I presented a paper titled Supporting knowledge exploration during the design process which discusses how design team members explore and integrate knowledge from different domains during the design process and how information technology could support this process. All conference papers are available in the two volume conference proceedings published by the ICSTI, 21-b Kuusinen St., 125252, Moscow, Russia.
Interacting with several Russian participants through the use of interpreters, I learned that Russian researchers have traditionally been rewarded for their ability to produce mathematical theories and algorithms. Researchers and engineers often work in isolation to restrict information exchange and increase security.
This conference represented a first attempt to begin to bridge gaps between east and west design research and practice. To further this effort at the close of the conference Russian authorities pledged support to East-West collaborations; if there is funding from the West to support western researchers, funding to support Russian researchers will also be made available by Russian funding committees. A second EWITD conference is being planned for 1996.
Diane H. Sonnenwald
Risoe National Laboratory
Tel: +45 46 77 51 39
Jared Freeman completed his doctorate study in cognitive psychology at Columbia University in 1993 with a dissertation concerning programming psychology. He has since focused on human decision making as a scientist at Cognitive Technologies, Inc., in Arlington, Virginia (USA). The firm performs research concerning decision making in high-stress, high stakes environments including commercial aviation and military command. What follows is the abstract of Dr. Freeman’s dissertation, which is currently in preparation for publication.
Judith Segal is investigating the effects of context on learning about the algebraic specification of abstract data types.
Judith Good is planning to start running some experiments on the use of multiple visual program abstractions in helping novices overcome impasses during programming (with simple recursive programs).
Nick Flor is now Assistant Professor of Information Science (in Carnegie Mellon’s Graduate School of Industrial Administration). His research interests are teamwork, technology, and thinking (distributed).

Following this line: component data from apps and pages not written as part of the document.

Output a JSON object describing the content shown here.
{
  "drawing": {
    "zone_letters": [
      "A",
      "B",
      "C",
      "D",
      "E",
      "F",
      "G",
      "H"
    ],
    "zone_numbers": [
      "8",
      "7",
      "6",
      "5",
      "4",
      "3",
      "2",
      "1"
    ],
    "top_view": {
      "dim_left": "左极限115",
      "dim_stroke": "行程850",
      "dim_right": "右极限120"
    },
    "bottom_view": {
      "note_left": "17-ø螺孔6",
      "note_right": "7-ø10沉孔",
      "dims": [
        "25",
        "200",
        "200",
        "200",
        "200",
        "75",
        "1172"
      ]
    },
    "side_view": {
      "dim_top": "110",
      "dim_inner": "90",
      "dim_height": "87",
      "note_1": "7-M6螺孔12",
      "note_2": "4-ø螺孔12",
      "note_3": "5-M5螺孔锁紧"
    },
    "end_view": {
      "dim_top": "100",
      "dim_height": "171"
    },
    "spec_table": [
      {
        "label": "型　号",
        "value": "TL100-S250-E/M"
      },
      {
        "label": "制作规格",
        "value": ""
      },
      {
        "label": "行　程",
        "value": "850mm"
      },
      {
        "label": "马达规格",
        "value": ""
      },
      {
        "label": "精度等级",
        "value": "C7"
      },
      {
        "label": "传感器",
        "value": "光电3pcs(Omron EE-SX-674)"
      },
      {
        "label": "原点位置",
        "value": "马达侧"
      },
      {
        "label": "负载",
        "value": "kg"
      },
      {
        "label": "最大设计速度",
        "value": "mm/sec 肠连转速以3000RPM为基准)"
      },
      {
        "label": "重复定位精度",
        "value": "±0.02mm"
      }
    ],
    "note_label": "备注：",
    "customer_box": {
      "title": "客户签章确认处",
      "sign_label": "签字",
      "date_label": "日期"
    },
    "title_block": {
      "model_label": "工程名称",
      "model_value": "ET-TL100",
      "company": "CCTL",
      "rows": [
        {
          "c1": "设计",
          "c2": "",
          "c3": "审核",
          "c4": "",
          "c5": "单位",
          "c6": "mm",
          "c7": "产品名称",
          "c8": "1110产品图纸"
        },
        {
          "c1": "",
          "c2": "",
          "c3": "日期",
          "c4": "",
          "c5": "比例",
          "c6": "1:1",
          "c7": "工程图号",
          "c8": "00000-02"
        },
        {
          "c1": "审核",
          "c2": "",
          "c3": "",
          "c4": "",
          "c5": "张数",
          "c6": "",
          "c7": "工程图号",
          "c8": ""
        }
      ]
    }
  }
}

Dr. Arthur V. Lopes
Rua Inhandui 303, Ap. 204
90.820-170 Porto Alegre - RS
My current work focuses on the development of an environment for novice Ada 9X programmers which extends the ideas exposed in my dissertation Very High-Level Debugging: Evaluation of Diagnosis and Solutions for Ada Concurrent Programs. Part of this work is available by anonymous ftp at [wuarchive.wustl.edu:/languages/ada/avlada9x].
The full work will contain: multi-full screen editor, syntax templates, compiler/interpreter, hypertext help with automatic indexing of errors into possible explanations, monitor for concurrent programs, and an expert system for assisting the programming development process.
Is It Easier To Write Matrix Manipulation Programs Visually Or Textually? An Empirical Study
Rajeev K. Pandey & Margaret M. Burnett (1993)
The contributions of studying examples and solving problems to skill acquisition
Trafton, J. G., & Reiser, B. J. (1993)
Scaffolding effective problem solving strategies in interactive learning environments
Merrill, D. C., & Reiser, B. J. (1994)
Reasoning-congruent learning environments: Scaffolding learning by doing in new domains
Merrill, D. C., & Reiser, B. J. (1994)
Tutoring: Guided learning by doing. Cognition and Instruction
Merrill, D. C., Reiser, B. J., Merrill, S. K., & Landes, S. (1994)
Cognitive and motivational consequences of tutoring and discovery learning
Reiser, B. J., Copen, W. A., Ranney, M., Hamid, A., & Kimberg, D. Y. (1994)